With more people vying for food and water -- and likely contentiously, in some parts of the world -- the farm-to-table food chain will, like humans themselves, have to evolve and adapt to meet the impending changes and pressures to avoid civil unrest and widespread hunger.
With an eye to that uncertain future, some in the industry are already working on addressing the situation. For example, the Institute of Food Technologists (IFT), the world’s largest scientific society of individual food scientists and technologists, has launched a collaborative initiative called “FutureFood 2050,” which was rolled out during an April event in Chicago.
The centerpiece of “FutureFood 2050” is a series of 75 interviews with industry thought leaders and an upcoming documentary film. The aim of the multi-media initiative is to spur feedback and solutions to the portended food crisis by beginning and building on a dialogue on how food science can help feed billions of people in a sustainable way. Guided by an independent editorial team, “FutureFood 2050” will highlight ways food scientists and technologists are working with communities and countries to provide healthy, safe nourishment, now and into the future.
Conducted by a team of editors and journalists from around the globe, the interview series will be bundled in monthly themes on the website, FutureFood2050.com. Some of the first interviewees (already posted on the site) include former Executive Director of the UN’s World Food Programme, Catherine Bertini; noted geneticist M.S. Swaminathan; and cutting-edge engineer Anjan Contractor.

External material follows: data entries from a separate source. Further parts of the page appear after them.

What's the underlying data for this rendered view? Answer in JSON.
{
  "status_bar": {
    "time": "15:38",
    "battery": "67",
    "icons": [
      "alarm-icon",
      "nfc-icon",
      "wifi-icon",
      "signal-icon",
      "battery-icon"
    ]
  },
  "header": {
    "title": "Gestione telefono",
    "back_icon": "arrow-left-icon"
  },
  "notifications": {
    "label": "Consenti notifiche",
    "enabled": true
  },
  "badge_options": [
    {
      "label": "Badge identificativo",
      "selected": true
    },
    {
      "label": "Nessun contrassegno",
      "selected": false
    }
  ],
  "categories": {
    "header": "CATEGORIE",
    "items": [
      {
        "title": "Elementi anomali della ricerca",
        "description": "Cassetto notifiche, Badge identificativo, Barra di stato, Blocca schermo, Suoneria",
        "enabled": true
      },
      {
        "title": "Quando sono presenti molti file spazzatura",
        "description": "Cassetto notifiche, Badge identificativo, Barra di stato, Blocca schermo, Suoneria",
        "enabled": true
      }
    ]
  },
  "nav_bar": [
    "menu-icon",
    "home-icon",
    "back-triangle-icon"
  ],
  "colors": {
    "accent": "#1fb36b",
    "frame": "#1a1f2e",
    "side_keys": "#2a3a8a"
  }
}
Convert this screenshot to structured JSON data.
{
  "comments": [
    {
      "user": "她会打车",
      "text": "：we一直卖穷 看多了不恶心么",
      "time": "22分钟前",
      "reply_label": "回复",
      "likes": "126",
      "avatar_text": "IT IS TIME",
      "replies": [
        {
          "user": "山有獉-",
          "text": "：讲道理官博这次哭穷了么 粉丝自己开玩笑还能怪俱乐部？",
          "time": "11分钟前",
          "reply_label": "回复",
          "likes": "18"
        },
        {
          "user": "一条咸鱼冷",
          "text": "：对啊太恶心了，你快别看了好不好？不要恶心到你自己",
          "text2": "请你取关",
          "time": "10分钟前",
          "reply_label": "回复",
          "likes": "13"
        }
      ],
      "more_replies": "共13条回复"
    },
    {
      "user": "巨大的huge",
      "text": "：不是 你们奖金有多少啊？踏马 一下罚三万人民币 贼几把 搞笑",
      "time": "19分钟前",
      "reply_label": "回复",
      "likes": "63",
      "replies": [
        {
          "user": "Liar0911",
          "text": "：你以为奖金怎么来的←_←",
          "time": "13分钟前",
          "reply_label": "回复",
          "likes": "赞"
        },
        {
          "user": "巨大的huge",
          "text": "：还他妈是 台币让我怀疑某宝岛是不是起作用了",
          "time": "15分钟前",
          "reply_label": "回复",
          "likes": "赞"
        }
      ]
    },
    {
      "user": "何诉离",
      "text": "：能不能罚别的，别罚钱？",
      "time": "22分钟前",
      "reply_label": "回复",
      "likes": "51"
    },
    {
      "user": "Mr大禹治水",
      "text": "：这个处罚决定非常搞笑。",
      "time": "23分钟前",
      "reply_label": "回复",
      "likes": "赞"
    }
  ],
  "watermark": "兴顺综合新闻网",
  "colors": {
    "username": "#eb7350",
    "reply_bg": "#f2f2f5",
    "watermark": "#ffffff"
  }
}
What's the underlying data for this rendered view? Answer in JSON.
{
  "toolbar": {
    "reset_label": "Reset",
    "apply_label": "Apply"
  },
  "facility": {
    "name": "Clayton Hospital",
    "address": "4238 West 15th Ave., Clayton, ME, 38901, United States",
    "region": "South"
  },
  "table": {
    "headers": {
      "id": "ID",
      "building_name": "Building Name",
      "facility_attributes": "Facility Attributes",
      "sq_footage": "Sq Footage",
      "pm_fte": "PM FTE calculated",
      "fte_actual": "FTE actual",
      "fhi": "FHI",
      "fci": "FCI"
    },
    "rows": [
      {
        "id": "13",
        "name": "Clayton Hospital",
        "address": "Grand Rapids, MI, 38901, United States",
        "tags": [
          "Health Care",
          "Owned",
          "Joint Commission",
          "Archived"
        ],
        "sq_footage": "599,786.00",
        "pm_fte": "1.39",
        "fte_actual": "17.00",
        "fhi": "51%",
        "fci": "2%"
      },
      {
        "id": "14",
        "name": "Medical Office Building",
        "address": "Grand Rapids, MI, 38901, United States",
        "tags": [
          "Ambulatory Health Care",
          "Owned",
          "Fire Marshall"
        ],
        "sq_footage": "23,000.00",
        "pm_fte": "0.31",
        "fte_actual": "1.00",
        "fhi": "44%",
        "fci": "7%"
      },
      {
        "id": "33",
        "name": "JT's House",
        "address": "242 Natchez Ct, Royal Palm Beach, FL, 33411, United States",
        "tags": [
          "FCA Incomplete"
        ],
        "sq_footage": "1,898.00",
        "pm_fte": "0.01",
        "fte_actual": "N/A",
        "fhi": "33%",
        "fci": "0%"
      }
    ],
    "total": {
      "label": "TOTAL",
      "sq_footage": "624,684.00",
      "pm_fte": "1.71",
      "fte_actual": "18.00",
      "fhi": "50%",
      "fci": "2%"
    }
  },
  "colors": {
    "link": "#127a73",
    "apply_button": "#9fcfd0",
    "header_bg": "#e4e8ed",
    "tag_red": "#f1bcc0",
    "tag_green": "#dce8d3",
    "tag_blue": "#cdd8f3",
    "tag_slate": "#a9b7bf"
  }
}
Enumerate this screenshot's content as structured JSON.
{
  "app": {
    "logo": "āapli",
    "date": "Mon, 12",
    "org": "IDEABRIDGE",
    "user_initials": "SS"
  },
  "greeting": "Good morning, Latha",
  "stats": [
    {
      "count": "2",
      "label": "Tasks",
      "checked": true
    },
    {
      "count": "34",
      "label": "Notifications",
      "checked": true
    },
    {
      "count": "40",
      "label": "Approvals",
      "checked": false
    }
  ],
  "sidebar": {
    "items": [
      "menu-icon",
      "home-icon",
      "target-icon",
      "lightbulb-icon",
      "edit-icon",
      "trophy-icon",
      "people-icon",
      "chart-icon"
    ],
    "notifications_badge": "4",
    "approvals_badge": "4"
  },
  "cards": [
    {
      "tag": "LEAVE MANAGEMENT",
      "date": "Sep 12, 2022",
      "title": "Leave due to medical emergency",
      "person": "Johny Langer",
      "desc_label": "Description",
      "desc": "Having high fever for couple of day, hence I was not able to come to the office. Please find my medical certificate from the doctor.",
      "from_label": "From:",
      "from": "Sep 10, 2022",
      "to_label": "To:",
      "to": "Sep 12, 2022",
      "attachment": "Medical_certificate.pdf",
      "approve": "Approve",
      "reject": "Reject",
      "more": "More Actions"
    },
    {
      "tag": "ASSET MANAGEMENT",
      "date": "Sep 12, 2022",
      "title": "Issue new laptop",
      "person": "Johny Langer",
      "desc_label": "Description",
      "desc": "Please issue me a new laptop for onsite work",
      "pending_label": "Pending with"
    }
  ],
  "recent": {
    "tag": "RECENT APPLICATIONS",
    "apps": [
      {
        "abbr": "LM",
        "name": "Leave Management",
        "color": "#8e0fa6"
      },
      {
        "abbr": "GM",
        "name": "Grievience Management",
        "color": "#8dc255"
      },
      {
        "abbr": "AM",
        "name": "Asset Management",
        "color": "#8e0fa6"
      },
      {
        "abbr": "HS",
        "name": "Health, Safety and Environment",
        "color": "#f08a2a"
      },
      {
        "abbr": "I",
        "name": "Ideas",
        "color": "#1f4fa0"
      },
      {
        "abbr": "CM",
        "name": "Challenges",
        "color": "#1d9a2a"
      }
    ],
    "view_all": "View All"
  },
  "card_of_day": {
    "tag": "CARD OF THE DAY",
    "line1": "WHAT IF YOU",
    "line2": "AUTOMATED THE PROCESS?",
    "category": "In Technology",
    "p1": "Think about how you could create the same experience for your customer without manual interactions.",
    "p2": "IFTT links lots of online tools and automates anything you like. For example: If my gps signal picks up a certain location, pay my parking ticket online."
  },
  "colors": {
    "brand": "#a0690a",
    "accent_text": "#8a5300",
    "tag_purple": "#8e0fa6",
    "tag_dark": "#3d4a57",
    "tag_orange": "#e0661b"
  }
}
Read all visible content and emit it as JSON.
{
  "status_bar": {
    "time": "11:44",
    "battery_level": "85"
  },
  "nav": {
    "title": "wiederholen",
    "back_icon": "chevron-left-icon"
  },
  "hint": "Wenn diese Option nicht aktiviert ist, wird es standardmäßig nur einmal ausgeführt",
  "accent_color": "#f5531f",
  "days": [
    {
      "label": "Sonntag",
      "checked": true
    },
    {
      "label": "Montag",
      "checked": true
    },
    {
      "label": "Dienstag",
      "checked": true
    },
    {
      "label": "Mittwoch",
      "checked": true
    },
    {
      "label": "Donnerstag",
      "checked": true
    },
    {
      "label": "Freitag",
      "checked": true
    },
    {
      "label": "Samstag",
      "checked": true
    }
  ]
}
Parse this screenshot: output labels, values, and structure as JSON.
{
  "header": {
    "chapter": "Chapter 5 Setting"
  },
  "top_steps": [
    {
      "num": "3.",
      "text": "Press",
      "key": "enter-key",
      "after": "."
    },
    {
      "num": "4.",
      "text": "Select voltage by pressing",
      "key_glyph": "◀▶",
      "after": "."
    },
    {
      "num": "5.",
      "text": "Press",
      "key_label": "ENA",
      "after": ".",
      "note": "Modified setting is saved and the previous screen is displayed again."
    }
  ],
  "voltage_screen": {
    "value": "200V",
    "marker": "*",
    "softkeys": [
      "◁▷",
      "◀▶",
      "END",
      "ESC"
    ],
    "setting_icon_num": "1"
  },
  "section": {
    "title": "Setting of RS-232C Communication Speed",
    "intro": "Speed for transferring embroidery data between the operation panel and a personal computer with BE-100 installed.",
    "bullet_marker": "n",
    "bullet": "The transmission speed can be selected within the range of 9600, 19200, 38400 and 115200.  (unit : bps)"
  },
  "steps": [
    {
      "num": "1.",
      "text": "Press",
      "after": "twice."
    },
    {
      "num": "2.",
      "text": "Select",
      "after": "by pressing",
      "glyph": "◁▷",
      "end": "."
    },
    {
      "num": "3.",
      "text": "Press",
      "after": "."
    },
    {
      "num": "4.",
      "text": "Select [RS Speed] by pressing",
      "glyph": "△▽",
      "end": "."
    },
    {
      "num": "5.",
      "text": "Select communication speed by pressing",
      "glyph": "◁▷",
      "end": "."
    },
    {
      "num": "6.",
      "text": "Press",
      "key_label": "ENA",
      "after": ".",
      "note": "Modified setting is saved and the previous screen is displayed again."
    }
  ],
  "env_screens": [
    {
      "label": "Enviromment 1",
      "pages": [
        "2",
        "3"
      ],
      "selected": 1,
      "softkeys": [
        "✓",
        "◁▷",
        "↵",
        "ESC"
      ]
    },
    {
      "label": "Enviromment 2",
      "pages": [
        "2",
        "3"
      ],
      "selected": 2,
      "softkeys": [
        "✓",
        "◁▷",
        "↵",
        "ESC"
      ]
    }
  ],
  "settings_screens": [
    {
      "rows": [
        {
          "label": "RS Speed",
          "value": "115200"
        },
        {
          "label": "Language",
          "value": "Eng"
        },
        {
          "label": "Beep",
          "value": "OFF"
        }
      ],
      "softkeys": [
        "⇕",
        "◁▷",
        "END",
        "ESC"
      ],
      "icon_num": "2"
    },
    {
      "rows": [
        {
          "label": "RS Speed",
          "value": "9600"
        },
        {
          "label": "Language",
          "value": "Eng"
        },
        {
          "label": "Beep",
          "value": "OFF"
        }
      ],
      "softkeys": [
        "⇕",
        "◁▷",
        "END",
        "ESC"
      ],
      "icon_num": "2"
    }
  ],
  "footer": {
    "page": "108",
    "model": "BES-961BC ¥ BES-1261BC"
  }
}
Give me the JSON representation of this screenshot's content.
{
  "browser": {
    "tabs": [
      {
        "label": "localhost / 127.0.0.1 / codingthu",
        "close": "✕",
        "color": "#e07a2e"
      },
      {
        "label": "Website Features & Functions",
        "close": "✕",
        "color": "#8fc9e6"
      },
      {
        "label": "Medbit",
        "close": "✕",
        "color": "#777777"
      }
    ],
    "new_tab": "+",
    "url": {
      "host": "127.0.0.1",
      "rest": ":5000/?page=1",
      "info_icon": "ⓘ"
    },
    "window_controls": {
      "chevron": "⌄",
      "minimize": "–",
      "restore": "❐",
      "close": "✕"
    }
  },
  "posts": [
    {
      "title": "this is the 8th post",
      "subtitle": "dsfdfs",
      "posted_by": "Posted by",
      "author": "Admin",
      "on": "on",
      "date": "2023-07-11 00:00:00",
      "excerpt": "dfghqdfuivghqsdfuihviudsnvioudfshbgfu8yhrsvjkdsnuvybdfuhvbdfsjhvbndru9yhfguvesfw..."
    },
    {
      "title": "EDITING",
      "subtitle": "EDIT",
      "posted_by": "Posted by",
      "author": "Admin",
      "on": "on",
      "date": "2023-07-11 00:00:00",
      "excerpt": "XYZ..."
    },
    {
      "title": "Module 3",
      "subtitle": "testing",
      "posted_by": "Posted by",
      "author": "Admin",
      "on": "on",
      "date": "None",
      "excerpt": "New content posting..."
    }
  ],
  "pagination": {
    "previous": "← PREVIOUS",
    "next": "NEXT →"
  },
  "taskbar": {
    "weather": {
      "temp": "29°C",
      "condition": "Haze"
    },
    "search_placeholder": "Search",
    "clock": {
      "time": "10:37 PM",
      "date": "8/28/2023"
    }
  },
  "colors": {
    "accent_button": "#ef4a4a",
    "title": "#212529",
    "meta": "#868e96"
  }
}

“Feeding nine billion people by 2050 simply can’t happen without science and technology playing a leading role,” says FutureFood 2050 Contributing Editor Josh Schonwald. “This project will showcase leaders, thinkers, entrepreneurs and activists who are shaping the future of food from a wide variety of perspectives – some high tech, some not. And along the way, we hope to foster a better dialogue about the options surrounding some of the world’s most complex, highly-charged issues.”
Meanwhile, the documentary portion of the FutureFood 2050 project is slated for release in mid- to late 2015 and will be distributed internationally, according to Director Scott Hamilton Kennedy. “Many films have focused on food issues, but they often neglect or misinterpret the role of science, sometimes relying on personal beliefs more than facts,” says Kennedy, an Academy Award nominee. “By looking at this challenge through the unbiased lens of science, our goal is to address critical questions surrounding food in a fair, transparent manner that will hopefully surprise, and maybe even transform us along the way.”
At IFT, current President Janet E. Collins says that the program exemplifies the organization’s mission of providing a safe and abundant food supply that contributes to healthier people everywhere. “We know that now more than ever, there is a need to directly communicate the facts about food science. By creating a compelling publishing and communications program to deliver our message, we can make the greatest impact for our membership and our community by showing the great promise of the profession in the decades ahead,” she remarks.